Once you have created your repository, you can start adding files, making changes, and tracking their progress. It's important to remember that repositories are versioned. This means that each time you make changes to your project files, they will be stored in the repository. This allows you to go back in time and review previous versions of your project if needed.
Committing ChangesWhen using Git, committing changes is the process of recording changes to a file or set of files in the repository. When you commit changes, you are creating a snapshot of the current state of your project which can be used to roll back to a previous version at any time.

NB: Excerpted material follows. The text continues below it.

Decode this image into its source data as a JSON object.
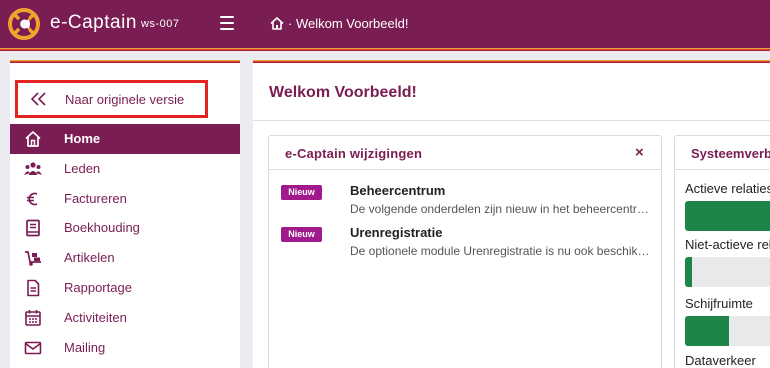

Committing changes is essential to the version control process and allows developers to track and manage the history of their project. The process of committing changes is relatively simple. First, you need to make sure that all the changes you want to commit have been staged - this is done by using the git add command. Once the changes have been staged, you can commit them by using the git commit command. This will create a snapshot of the current state of your project, and store it in the repository. It's important to note that you should always include a commit message when committing changes.
This message should provide a brief description of what has been changed and why. This helps other developers understand what has been done and why it was necessary. Additionally, a good commit message can help you remember what you were doing when you come back to the project in the future. When working with other developers on a project, it's important to remember to push your commits regularly. This allows other developers to access your changes, and helps keep everyone on the same page.
To push your commits, you can use the git push command.
BranchingBranching is a key feature of version control systems like Git that allows developers to create separate versions of their code. It allows developers to experiment with new features and test them in isolation without affecting the main branch of code. This helps developers to be creative with their coding without compromising the stability of the original code. In Git, branches are created from the main branch and are used to store changes.
Branches are usually named according to the type of work being done on them, such as a feature branch or a bug-fix branch. All the changes made in a branch are tracked separately from the main branch, so they can be merged back into it when they are ready. When a branch is merged back into the main branch, all its changes are applied, including any conflicts that have arisen. This allows developers to easily keep track of different versions of their code and merge changes from multiple branches. It also allows for faster development cycles since code can be tested and merged quickly. Using branching effectively can help streamline development processes and increase collaboration between developers.
By creating separate branches for different tasks, developers can work in parallel without affecting each other's progress. This saves time and helps ensure that changes are made correctly. Git is an invaluable resource for developers looking to streamline their development process. With version control, branching, tagging, stashing, and collaboration features, Git provides a comprehensive suite of tools that make it easy to manage projects and collaborate with other developers. By understanding the basics of how Git works and utilizing its features to their fullest potential, developers can make the most of this powerful version control system.